→ **Work item**
Print out each record, keeping it identical to the original.

→ **Data provided**
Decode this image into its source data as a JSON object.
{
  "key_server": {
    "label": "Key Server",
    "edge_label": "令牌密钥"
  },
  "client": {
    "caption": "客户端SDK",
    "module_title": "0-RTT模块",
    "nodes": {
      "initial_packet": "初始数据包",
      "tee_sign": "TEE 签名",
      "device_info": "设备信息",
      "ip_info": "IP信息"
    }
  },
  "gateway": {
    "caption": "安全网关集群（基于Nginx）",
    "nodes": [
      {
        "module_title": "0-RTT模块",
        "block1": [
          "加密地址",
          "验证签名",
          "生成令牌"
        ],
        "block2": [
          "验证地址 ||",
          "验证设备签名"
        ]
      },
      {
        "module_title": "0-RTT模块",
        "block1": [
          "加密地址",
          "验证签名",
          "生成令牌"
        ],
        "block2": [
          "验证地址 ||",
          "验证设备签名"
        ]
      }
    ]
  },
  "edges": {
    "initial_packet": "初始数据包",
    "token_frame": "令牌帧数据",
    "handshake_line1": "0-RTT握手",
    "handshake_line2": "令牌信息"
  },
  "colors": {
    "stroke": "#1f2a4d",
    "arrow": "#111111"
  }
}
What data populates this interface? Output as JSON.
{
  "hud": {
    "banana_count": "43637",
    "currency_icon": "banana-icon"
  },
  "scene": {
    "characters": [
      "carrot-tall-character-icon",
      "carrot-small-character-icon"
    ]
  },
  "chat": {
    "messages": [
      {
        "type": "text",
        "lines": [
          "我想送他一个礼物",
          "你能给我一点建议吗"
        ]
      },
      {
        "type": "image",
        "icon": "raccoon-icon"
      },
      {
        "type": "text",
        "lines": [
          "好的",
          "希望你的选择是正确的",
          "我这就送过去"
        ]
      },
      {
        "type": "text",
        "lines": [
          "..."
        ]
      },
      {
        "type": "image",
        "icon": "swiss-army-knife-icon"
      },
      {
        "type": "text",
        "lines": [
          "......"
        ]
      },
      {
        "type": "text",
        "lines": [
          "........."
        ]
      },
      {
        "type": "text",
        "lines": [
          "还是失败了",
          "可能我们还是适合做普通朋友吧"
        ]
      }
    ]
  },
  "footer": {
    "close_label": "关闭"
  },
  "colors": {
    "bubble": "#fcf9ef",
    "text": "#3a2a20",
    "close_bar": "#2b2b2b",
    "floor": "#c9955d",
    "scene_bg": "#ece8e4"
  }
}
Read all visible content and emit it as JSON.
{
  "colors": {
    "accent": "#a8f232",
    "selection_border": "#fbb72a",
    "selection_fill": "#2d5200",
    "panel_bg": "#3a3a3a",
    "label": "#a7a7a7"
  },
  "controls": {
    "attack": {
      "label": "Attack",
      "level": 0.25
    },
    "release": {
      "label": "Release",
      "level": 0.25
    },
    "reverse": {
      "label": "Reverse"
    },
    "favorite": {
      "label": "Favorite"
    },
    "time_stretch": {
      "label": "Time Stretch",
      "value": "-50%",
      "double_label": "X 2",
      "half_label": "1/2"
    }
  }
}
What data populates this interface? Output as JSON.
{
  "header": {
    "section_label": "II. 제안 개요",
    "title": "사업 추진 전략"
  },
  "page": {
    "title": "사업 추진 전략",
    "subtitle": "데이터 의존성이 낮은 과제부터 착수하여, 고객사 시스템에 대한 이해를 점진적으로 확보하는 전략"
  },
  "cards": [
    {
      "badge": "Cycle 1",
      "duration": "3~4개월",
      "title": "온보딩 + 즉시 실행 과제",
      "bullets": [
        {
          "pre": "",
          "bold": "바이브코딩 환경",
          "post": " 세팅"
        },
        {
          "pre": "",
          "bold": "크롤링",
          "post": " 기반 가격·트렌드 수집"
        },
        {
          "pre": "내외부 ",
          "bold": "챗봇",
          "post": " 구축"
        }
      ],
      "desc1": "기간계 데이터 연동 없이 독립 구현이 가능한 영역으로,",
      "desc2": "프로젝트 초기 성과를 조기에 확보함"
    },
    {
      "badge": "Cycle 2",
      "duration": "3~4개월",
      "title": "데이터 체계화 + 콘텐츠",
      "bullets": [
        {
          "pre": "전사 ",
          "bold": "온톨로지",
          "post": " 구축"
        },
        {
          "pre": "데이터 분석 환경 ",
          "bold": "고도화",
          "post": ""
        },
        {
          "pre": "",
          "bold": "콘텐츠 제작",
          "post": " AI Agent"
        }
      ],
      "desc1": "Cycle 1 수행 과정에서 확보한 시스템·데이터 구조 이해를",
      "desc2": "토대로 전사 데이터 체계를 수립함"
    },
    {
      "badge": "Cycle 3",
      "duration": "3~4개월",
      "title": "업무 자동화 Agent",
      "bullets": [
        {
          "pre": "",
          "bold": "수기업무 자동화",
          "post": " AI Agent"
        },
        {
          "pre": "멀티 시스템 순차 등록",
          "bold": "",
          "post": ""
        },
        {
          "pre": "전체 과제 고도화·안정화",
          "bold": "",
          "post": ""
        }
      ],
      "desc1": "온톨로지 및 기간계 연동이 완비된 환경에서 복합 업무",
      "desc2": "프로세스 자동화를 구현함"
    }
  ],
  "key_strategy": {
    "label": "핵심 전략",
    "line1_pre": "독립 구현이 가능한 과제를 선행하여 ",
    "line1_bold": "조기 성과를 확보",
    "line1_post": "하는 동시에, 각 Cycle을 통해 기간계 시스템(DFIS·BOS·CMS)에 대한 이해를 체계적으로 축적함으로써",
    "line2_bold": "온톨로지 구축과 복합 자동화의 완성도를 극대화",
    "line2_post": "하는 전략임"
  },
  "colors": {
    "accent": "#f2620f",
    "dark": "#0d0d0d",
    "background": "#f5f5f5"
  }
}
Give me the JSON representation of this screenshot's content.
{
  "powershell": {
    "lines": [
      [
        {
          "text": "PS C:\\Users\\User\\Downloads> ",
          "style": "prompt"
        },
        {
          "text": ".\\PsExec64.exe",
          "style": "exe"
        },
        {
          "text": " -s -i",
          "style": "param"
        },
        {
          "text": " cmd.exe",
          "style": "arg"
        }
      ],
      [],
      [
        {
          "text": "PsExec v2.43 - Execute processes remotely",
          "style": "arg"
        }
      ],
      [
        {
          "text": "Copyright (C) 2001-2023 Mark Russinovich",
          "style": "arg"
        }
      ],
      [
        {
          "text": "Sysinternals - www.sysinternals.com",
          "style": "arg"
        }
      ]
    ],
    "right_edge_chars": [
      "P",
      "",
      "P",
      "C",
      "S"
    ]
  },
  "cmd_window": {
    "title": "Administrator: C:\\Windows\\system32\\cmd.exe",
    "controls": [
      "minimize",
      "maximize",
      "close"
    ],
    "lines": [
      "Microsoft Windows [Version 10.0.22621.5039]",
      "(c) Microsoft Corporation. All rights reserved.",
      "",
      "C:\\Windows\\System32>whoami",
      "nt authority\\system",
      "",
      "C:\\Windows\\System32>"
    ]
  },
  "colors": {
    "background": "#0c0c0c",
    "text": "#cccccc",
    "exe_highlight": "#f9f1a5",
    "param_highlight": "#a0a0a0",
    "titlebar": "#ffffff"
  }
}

→ **Answer space**
Decode this image into its source data as a JSON object.
{
  "key_server": {
    "label": "Key Server",
    "edge_label": "令牌密钥"
  },
  "client": {
    "caption": "客户端SDK",
    "module_title": "0-RTT模块",
    "nodes": {
      "initial_packet": "初始数据包",
      "tee_sign": "TEE 签名",
      "device_info": "设备信息",
      "ip_info": "IP信息"
    }
  },
  "gateway": {
    "caption": "安全网关集群（基于Nginx）",
    "nodes": [
      {
        "module_title": "0-RTT模块",
        "block1": [
          "加密地址",
          "验证签名",
          "生成令牌"
        ],
        "block2": [
          "验证地址 ||",
          "验证设备签名"
        ]
      },
      {
        "module_title": "0-RTT模块",
        "block1": [
          "加密地址",
          "验证签名",
          "生成令牌"
        ],
        "block2": [
          "验证地址 ||",
          "验证设备签名"
        ]
      }
    ]
  },
  "edges": {
    "initial_packet": "初始数据包",
    "token_frame": "令牌帧数据",
    "handshake_line1": "0-RTT握手",
    "handshake_line2": "令牌信息"
  },
  "colors": {
    "stroke": "#1f2a4d",
    "arrow": "#111111"
  }
}
What data populates this interface? Output as JSON.
{
  "hud": {
    "banana_count": "43637",
    "currency_icon": "banana-icon"
  },
  "scene": {
    "characters": [
      "carrot-tall-character-icon",
      "carrot-small-character-icon"
    ]
  },
  "chat": {
    "messages": [
      {
        "type": "text",
        "lines": [
          "我想送他一个礼物",
          "你能给我一点建议吗"
        ]
      },
      {
        "type": "image",
        "icon": "raccoon-icon"
      },
      {
        "type": "text",
        "lines": [
          "好的",
          "希望你的选择是正确的",
          "我这就送过去"
        ]
      },
      {
        "type": "text",
        "lines": [
          "..."
        ]
      },
      {
        "type": "image",
        "icon": "swiss-army-knife-icon"
      },
      {
        "type": "text",
        "lines": [
          "......"
        ]
      },
      {
        "type": "text",
        "lines": [
          "........."
        ]
      },
      {
        "type": "text",
        "lines": [
          "还是失败了",
          "可能我们还是适合做普通朋友吧"
        ]
      }
    ]
  },
  "footer": {
    "close_label": "关闭"
  },
  "colors": {
    "bubble": "#fcf9ef",
    "text": "#3a2a20",
    "close_bar": "#2b2b2b",
    "floor": "#c9955d",
    "scene_bg": "#ece8e4"
  }
}
Read all visible content and emit it as JSON.
{
  "colors": {
    "accent": "#a8f232",
    "selection_border": "#fbb72a",
    "selection_fill": "#2d5200",
    "panel_bg": "#3a3a3a",
    "label": "#a7a7a7"
  },
  "controls": {
    "attack": {
      "label": "Attack",
      "level": 0.25
    },
    "release": {
      "label": "Release",
      "level": 0.25
    },
    "reverse": {
      "label": "Reverse"
    },
    "favorite": {
      "label": "Favorite"
    },
    "time_stretch": {
      "label": "Time Stretch",
      "value": "-50%",
      "double_label": "X 2",
      "half_label": "1/2"
    }
  }
}
What data populates this interface? Output as JSON.
{
  "header": {
    "section_label": "II. 제안 개요",
    "title": "사업 추진 전략"
  },
  "page": {
    "title": "사업 추진 전략",
    "subtitle": "데이터 의존성이 낮은 과제부터 착수하여, 고객사 시스템에 대한 이해를 점진적으로 확보하는 전략"
  },
  "cards": [
    {
      "badge": "Cycle 1",
      "duration": "3~4개월",
      "title": "온보딩 + 즉시 실행 과제",
      "bullets": [
        {
          "pre": "",
          "bold": "바이브코딩 환경",
          "post": " 세팅"
        },
        {
          "pre": "",
          "bold": "크롤링",
          "post": " 기반 가격·트렌드 수집"
        },
        {
          "pre": "내외부 ",
          "bold": "챗봇",
          "post": " 구축"
        }
      ],
      "desc1": "기간계 데이터 연동 없이 독립 구현이 가능한 영역으로,",
      "desc2": "프로젝트 초기 성과를 조기에 확보함"
    },
    {
      "badge": "Cycle 2",
      "duration": "3~4개월",
      "title": "데이터 체계화 + 콘텐츠",
      "bullets": [
        {
          "pre": "전사 ",
          "bold": "온톨로지",
          "post": " 구축"
        },
        {
          "pre": "데이터 분석 환경 ",
          "bold": "고도화",
          "post": ""
        },
        {
          "pre": "",
          "bold": "콘텐츠 제작",
          "post": " AI Agent"
        }
      ],
      "desc1": "Cycle 1 수행 과정에서 확보한 시스템·데이터 구조 이해를",
      "desc2": "토대로 전사 데이터 체계를 수립함"
    },
    {
      "badge": "Cycle 3",
      "duration": "3~4개월",
      "title": "업무 자동화 Agent",
      "bullets": [
        {
          "pre": "",
          "bold": "수기업무 자동화",
          "post": " AI Agent"
        },
        {
          "pre": "멀티 시스템 순차 등록",
          "bold": "",
          "post": ""
        },
        {
          "pre": "전체 과제 고도화·안정화",
          "bold": "",
          "post": ""
        }
      ],
      "desc1": "온톨로지 및 기간계 연동이 완비된 환경에서 복합 업무",
      "desc2": "프로세스 자동화를 구현함"
    }
  ],
  "key_strategy": {
    "label": "핵심 전략",
    "line1_pre": "독립 구현이 가능한 과제를 선행하여 ",
    "line1_bold": "조기 성과를 확보",
    "line1_post": "하는 동시에, 각 Cycle을 통해 기간계 시스템(DFIS·BOS·CMS)에 대한 이해를 체계적으로 축적함으로써",
    "line2_bold": "온톨로지 구축과 복합 자동화의 완성도를 극대화",
    "line2_post": "하는 전략임"
  },
  "colors": {
    "accent": "#f2620f",
    "dark": "#0d0d0d",
    "background": "#f5f5f5"
  }
}
Give me the JSON representation of this screenshot's content.
{
  "powershell": {
    "lines": [
      [
        {
          "text": "PS C:\\Users\\User\\Downloads> ",
          "style": "prompt"
        },
        {
          "text": ".\\PsExec64.exe",
          "style": "exe"
        },
        {
          "text": " -s -i",
          "style": "param"
        },
        {
          "text": " cmd.exe",
          "style": "arg"
        }
      ],
      [],
      [
        {
          "text": "PsExec v2.43 - Execute processes remotely",
          "style": "arg"
        }
      ],
      [
        {
          "text": "Copyright (C) 2001-2023 Mark Russinovich",
          "style": "arg"
        }
      ],
      [
        {
          "text": "Sysinternals - www.sysinternals.com",
          "style": "arg"
        }
      ]
    ],
    "right_edge_chars": [
      "P",
      "",
      "P",
      "C",
      "S"
    ]
  },
  "cmd_window": {
    "title": "Administrator: C:\\Windows\\system32\\cmd.exe",
    "controls": [
      "minimize",
      "maximize",
      "close"
    ],
    "lines": [
      "Microsoft Windows [Version 10.0.22621.5039]",
      "(c) Microsoft Corporation. All rights reserved.",
      "",
      "C:\\Windows\\System32>whoami",
      "nt authority\\system",
      "",
      "C:\\Windows\\System32>"
    ]
  },
  "colors": {
    "background": "#0c0c0c",
    "text": "#cccccc",
    "exe_highlight": "#f9f1a5",
    "param_highlight": "#a0a0a0",
    "titlebar": "#ffffff"
  }
}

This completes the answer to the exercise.